### What you have to do
Across the entries, how many lines have the string "title" in them? Reply with only a number.

### Data supplied

>>>>>

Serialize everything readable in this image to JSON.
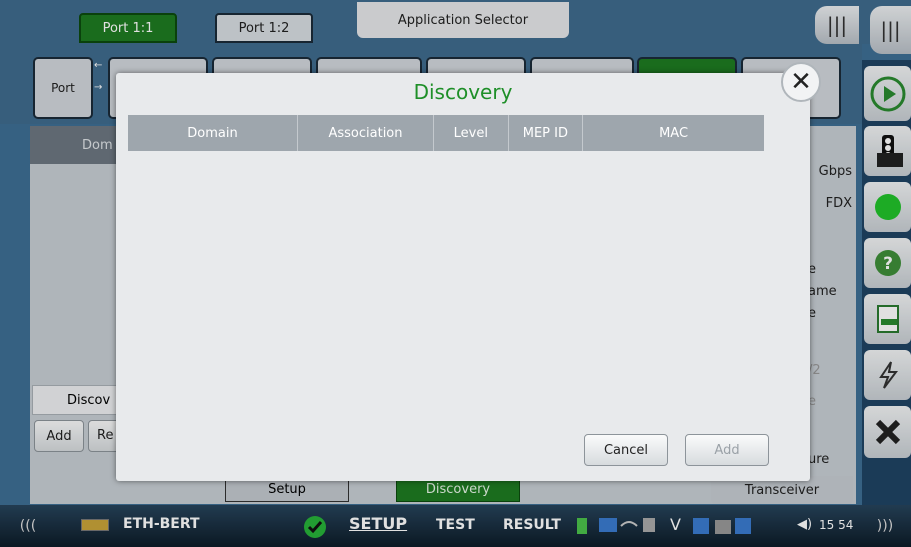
{
  "topbar": {
    "port_tabs": [
      "Port 1:1",
      "Port 1:2"
    ],
    "app_selector": "Application Selector",
    "grip_symbol": "|||"
  },
  "tabs_row": {
    "port_label": "Port"
  },
  "background": {
    "left_header": "Dom",
    "discovery_label": "Discov",
    "add_label": "Add",
    "remove_label": "Re",
    "right_values": [
      "Gbps",
      "FDX",
      "e",
      "ame",
      "e",
      "/2",
      "e",
      "ure"
    ],
    "transceiver_label": "Transceiver",
    "bottom_tabs": [
      "Setup",
      "Discovery"
    ]
  },
  "bottombar": {
    "app_name": "ETH-BERT",
    "nav": [
      "SETUP",
      "TEST",
      "RESULT"
    ],
    "time": "15 54",
    "left_arrows": "(((",
    "right_arrows": ")))",
    "status_v": "V"
  },
  "dialog": {
    "title": "Discovery",
    "columns": [
      "Domain",
      "Association",
      "Level",
      "MEP ID",
      "MAC"
    ],
    "rows": [],
    "cancel_label": "Cancel",
    "add_label": "Add",
    "close_symbol": "✕"
  },
  "colors": {
    "accent_green": "#1e8f28",
    "port_active": "#1e7b22",
    "header_gray": "#9ea6ad"
  }
}
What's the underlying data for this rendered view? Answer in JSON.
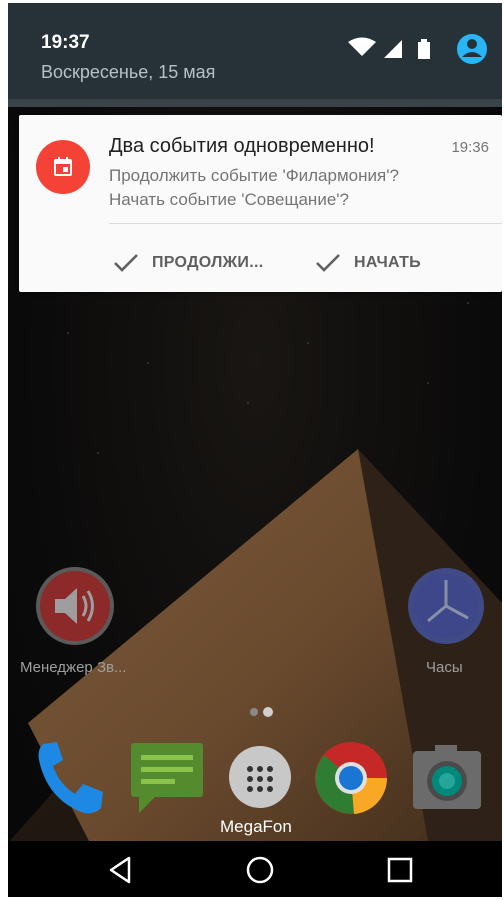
{
  "status": {
    "time": "19:37",
    "date": "Воскресенье, 15 мая",
    "icons": [
      "wifi-icon",
      "signal-icon",
      "battery-icon",
      "account-icon"
    ]
  },
  "notification": {
    "app_icon": "calendar-icon",
    "title": "Два события одновременно!",
    "time": "19:36",
    "line1": "Продолжить событие 'Филармония'?",
    "line2": "Начать событие 'Совещание'?",
    "actions": [
      {
        "label": "ПРОДОЛЖИ...",
        "icon": "check-icon"
      },
      {
        "label": "НАЧАТЬ",
        "icon": "check-icon"
      }
    ]
  },
  "home": {
    "apps": [
      {
        "label": "Менеджер Зв...",
        "icon": "speaker-icon"
      },
      {
        "label": "Часы",
        "icon": "clock-icon"
      }
    ],
    "dock": [
      {
        "icon": "phone-icon"
      },
      {
        "icon": "messages-icon"
      },
      {
        "label": "MegaFon",
        "icon": "app-drawer-icon"
      },
      {
        "icon": "chrome-icon"
      },
      {
        "icon": "camera-icon"
      }
    ]
  },
  "navbar": {
    "buttons": [
      "back-icon",
      "home-icon",
      "recents-icon"
    ]
  },
  "colors": {
    "shade": "#263238",
    "accent": "#f44336",
    "card": "#fafafa"
  }
}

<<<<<

### Solution for this exercise
2